▶ [Assignment]
Exactly as shown below, retype every line of the data.

━━ Material for this task

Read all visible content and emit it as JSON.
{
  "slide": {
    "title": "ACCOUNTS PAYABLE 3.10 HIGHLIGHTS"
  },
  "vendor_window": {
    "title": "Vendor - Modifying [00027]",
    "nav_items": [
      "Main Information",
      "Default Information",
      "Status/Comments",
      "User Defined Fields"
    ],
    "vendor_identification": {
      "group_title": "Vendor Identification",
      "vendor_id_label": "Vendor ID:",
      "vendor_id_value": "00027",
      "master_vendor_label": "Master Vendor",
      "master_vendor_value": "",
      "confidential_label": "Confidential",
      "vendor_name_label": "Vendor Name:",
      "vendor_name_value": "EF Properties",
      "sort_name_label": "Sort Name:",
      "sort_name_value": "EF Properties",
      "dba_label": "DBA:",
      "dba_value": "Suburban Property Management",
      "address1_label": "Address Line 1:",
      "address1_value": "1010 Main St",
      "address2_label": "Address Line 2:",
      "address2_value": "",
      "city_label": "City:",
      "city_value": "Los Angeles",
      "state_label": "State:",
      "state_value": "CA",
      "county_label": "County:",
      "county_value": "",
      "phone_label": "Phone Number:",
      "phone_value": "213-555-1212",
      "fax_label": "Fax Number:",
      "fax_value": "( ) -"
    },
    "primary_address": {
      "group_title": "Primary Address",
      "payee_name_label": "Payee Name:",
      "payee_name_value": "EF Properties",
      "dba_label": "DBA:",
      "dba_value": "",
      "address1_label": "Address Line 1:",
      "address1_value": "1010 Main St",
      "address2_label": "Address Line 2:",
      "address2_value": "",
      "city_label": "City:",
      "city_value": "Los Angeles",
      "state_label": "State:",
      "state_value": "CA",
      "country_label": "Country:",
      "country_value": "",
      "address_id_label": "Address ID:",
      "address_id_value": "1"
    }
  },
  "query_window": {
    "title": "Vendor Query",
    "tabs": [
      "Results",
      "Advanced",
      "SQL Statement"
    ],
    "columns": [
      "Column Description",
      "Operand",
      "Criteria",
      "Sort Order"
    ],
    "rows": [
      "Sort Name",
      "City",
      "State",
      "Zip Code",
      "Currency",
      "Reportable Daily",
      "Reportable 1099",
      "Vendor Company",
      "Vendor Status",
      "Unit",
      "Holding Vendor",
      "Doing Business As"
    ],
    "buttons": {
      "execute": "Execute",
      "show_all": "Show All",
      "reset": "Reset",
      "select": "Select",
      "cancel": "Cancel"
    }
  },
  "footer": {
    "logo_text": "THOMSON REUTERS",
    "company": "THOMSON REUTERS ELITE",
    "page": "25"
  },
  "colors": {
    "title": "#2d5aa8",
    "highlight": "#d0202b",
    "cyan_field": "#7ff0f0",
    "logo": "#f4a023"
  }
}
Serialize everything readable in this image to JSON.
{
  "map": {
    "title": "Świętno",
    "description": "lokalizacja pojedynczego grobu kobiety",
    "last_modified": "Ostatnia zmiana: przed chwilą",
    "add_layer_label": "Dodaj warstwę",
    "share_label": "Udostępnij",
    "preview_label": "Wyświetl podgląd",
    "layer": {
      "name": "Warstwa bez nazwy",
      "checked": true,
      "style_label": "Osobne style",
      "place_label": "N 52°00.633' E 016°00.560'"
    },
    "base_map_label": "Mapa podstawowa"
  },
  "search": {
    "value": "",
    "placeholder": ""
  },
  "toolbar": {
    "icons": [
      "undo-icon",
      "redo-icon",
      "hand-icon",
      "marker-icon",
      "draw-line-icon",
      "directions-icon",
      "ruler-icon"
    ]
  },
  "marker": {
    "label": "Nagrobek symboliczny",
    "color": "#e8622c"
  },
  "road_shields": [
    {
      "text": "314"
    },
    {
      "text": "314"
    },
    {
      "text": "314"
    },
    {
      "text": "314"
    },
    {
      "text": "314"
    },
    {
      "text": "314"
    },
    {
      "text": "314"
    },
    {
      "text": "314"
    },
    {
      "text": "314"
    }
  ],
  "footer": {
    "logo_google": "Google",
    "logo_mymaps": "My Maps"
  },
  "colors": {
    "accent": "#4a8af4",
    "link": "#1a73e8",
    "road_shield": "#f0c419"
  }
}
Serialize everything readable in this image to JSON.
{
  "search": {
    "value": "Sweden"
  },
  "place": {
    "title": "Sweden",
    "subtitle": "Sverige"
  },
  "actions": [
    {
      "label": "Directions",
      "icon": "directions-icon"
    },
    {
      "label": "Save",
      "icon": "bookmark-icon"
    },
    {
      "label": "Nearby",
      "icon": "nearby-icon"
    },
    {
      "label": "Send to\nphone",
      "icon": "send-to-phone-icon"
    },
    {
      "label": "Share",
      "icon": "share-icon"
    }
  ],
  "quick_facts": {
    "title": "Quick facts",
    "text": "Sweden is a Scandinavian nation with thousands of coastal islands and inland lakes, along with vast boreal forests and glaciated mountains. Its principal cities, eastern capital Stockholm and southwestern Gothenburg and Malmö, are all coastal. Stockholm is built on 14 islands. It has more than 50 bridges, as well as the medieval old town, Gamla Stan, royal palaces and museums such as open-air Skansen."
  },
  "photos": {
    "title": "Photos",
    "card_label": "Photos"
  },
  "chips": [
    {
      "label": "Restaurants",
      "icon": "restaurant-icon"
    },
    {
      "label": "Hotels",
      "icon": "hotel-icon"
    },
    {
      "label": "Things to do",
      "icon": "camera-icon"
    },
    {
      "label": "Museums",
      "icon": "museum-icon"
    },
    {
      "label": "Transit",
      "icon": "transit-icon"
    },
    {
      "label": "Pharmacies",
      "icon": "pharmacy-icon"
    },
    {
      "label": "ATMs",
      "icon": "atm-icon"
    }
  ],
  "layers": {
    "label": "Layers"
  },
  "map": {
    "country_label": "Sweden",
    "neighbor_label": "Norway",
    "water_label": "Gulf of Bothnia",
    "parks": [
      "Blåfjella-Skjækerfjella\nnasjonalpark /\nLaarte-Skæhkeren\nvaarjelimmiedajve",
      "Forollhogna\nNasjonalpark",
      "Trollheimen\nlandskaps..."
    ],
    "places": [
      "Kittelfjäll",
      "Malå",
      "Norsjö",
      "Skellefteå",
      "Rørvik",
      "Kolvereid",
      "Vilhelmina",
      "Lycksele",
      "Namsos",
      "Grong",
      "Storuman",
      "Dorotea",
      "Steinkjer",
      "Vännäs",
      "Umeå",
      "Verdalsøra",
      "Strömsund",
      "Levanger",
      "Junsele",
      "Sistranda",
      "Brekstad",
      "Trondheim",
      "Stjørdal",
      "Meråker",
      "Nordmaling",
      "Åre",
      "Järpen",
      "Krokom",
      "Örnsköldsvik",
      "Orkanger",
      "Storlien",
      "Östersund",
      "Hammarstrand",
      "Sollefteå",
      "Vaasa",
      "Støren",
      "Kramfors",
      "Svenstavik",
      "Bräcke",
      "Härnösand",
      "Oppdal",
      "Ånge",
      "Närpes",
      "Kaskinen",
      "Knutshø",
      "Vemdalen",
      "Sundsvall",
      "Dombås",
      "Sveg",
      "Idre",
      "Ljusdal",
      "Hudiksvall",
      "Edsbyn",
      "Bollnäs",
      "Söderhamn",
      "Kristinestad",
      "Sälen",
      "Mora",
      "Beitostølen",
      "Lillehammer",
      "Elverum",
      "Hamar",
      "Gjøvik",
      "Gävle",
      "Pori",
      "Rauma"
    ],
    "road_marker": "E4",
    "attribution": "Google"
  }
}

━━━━

▶ [Exercise answer]
Read all visible content and emit it as JSON.
{
  "slide": {
    "title": "ACCOUNTS PAYABLE 3.10 HIGHLIGHTS"
  },
  "vendor_window": {
    "title": "Vendor - Modifying [00027]",
    "nav_items": [
      "Main Information",
      "Default Information",
      "Status/Comments",
      "User Defined Fields"
    ],
    "vendor_identification": {
      "group_title": "Vendor Identification",
      "vendor_id_label": "Vendor ID:",
      "vendor_id_value": "00027",
      "master_vendor_label": "Master Vendor",
      "master_vendor_value": "",
      "confidential_label": "Confidential",
      "vendor_name_label": "Vendor Name:",
      "vendor_name_value": "EF Properties",
      "sort_name_label": "Sort Name:",
      "sort_name_value": "EF Properties",
      "dba_label": "DBA:",
      "dba_value": "Suburban Property Management",
      "address1_label": "Address Line 1:",
      "address1_value": "1010 Main St",
      "address2_label": "Address Line 2:",
      "address2_value": "",
      "city_label": "City:",
      "city_value": "Los Angeles",
      "state_label": "State:",
      "state_value": "CA",
      "county_label": "County:",
      "county_value": "",
      "phone_label": "Phone Number:",
      "phone_value": "213-555-1212",
      "fax_label": "Fax Number:",
      "fax_value": "( ) -"
    },
    "primary_address": {
      "group_title": "Primary Address",
      "payee_name_label": "Payee Name:",
      "payee_name_value": "EF Properties",
      "dba_label": "DBA:",
      "dba_value": "",
      "address1_label": "Address Line 1:",
      "address1_value": "1010 Main St",
      "address2_label": "Address Line 2:",
      "address2_value": "",
      "city_label": "City:",
      "city_value": "Los Angeles",
      "state_label": "State:",
      "state_value": "CA",
      "country_label": "Country:",
      "country_value": "",
      "address_id_label": "Address ID:",
      "address_id_value": "1"
    }
  },
  "query_window": {
    "title": "Vendor Query",
    "tabs": [
      "Results",
      "Advanced",
      "SQL Statement"
    ],
    "columns": [
      "Column Description",
      "Operand",
      "Criteria",
      "Sort Order"
    ],
    "rows": [
      "Sort Name",
      "City",
      "State",
      "Zip Code",
      "Currency",
      "Reportable Daily",
      "Reportable 1099",
      "Vendor Company",
      "Vendor Status",
      "Unit",
      "Holding Vendor",
      "Doing Business As"
    ],
    "buttons": {
      "execute": "Execute",
      "show_all": "Show All",
      "reset": "Reset",
      "select": "Select",
      "cancel": "Cancel"
    }
  },
  "footer": {
    "logo_text": "THOMSON REUTERS",
    "company": "THOMSON REUTERS ELITE",
    "page": "25"
  },
  "colors": {
    "title": "#2d5aa8",
    "highlight": "#d0202b",
    "cyan_field": "#7ff0f0",
    "logo": "#f4a023"
  }
}
Serialize everything readable in this image to JSON.
{
  "map": {
    "title": "Świętno",
    "description": "lokalizacja pojedynczego grobu kobiety",
    "last_modified": "Ostatnia zmiana: przed chwilą",
    "add_layer_label": "Dodaj warstwę",
    "share_label": "Udostępnij",
    "preview_label": "Wyświetl podgląd",
    "layer": {
      "name": "Warstwa bez nazwy",
      "checked": true,
      "style_label": "Osobne style",
      "place_label": "N 52°00.633' E 016°00.560'"
    },
    "base_map_label": "Mapa podstawowa"
  },
  "search": {
    "value": "",
    "placeholder": ""
  },
  "toolbar": {
    "icons": [
      "undo-icon",
      "redo-icon",
      "hand-icon",
      "marker-icon",
      "draw-line-icon",
      "directions-icon",
      "ruler-icon"
    ]
  },
  "marker": {
    "label": "Nagrobek symboliczny",
    "color": "#e8622c"
  },
  "road_shields": [
    {
      "text": "314"
    },
    {
      "text": "314"
    },
    {
      "text": "314"
    },
    {
      "text": "314"
    },
    {
      "text": "314"
    },
    {
      "text": "314"
    },
    {
      "text": "314"
    },
    {
      "text": "314"
    },
    {
      "text": "314"
    }
  ],
  "footer": {
    "logo_google": "Google",
    "logo_mymaps": "My Maps"
  },
  "colors": {
    "accent": "#4a8af4",
    "link": "#1a73e8",
    "road_shield": "#f0c419"
  }
}
Serialize everything readable in this image to JSON.
{
  "search": {
    "value": "Sweden"
  },
  "place": {
    "title": "Sweden",
    "subtitle": "Sverige"
  },
  "actions": [
    {
      "label": "Directions",
      "icon": "directions-icon"
    },
    {
      "label": "Save",
      "icon": "bookmark-icon"
    },
    {
      "label": "Nearby",
      "icon": "nearby-icon"
    },
    {
      "label": "Send to\nphone",
      "icon": "send-to-phone-icon"
    },
    {
      "label": "Share",
      "icon": "share-icon"
    }
  ],
  "quick_facts": {
    "title": "Quick facts",
    "text": "Sweden is a Scandinavian nation with thousands of coastal islands and inland lakes, along with vast boreal forests and glaciated mountains. Its principal cities, eastern capital Stockholm and southwestern Gothenburg and Malmö, are all coastal. Stockholm is built on 14 islands. It has more than 50 bridges, as well as the medieval old town, Gamla Stan, royal palaces and museums such as open-air Skansen."
  },
  "photos": {
    "title": "Photos",
    "card_label": "Photos"
  },
  "chips": [
    {
      "label": "Restaurants",
      "icon": "restaurant-icon"
    },
    {
      "label": "Hotels",
      "icon": "hotel-icon"
    },
    {
      "label": "Things to do",
      "icon": "camera-icon"
    },
    {
      "label": "Museums",
      "icon": "museum-icon"
    },
    {
      "label": "Transit",
      "icon": "transit-icon"
    },
    {
      "label": "Pharmacies",
      "icon": "pharmacy-icon"
    },
    {
      "label": "ATMs",
      "icon": "atm-icon"
    }
  ],
  "layers": {
    "label": "Layers"
  },
  "map": {
    "country_label": "Sweden",
    "neighbor_label": "Norway",
    "water_label": "Gulf of Bothnia",
    "parks": [
      "Blåfjella-Skjækerfjella\nnasjonalpark /\nLaarte-Skæhkeren\nvaarjelimmiedajve",
      "Forollhogna\nNasjonalpark",
      "Trollheimen\nlandskaps..."
    ],
    "places": [
      "Kittelfjäll",
      "Malå",
      "Norsjö",
      "Skellefteå",
      "Rørvik",
      "Kolvereid",
      "Vilhelmina",
      "Lycksele",
      "Namsos",
      "Grong",
      "Storuman",
      "Dorotea",
      "Steinkjer",
      "Vännäs",
      "Umeå",
      "Verdalsøra",
      "Strömsund",
      "Levanger",
      "Junsele",
      "Sistranda",
      "Brekstad",
      "Trondheim",
      "Stjørdal",
      "Meråker",
      "Nordmaling",
      "Åre",
      "Järpen",
      "Krokom",
      "Örnsköldsvik",
      "Orkanger",
      "Storlien",
      "Östersund",
      "Hammarstrand",
      "Sollefteå",
      "Vaasa",
      "Støren",
      "Kramfors",
      "Svenstavik",
      "Bräcke",
      "Härnösand",
      "Oppdal",
      "Ånge",
      "Närpes",
      "Kaskinen",
      "Knutshø",
      "Vemdalen",
      "Sundsvall",
      "Dombås",
      "Sveg",
      "Idre",
      "Ljusdal",
      "Hudiksvall",
      "Edsbyn",
      "Bollnäs",
      "Söderhamn",
      "Kristinestad",
      "Sälen",
      "Mora",
      "Beitostølen",
      "Lillehammer",
      "Elverum",
      "Hamar",
      "Gjøvik",
      "Gävle",
      "Pori",
      "Rauma"
    ],
    "road_marker": "E4",
    "attribution": "Google"
  }
}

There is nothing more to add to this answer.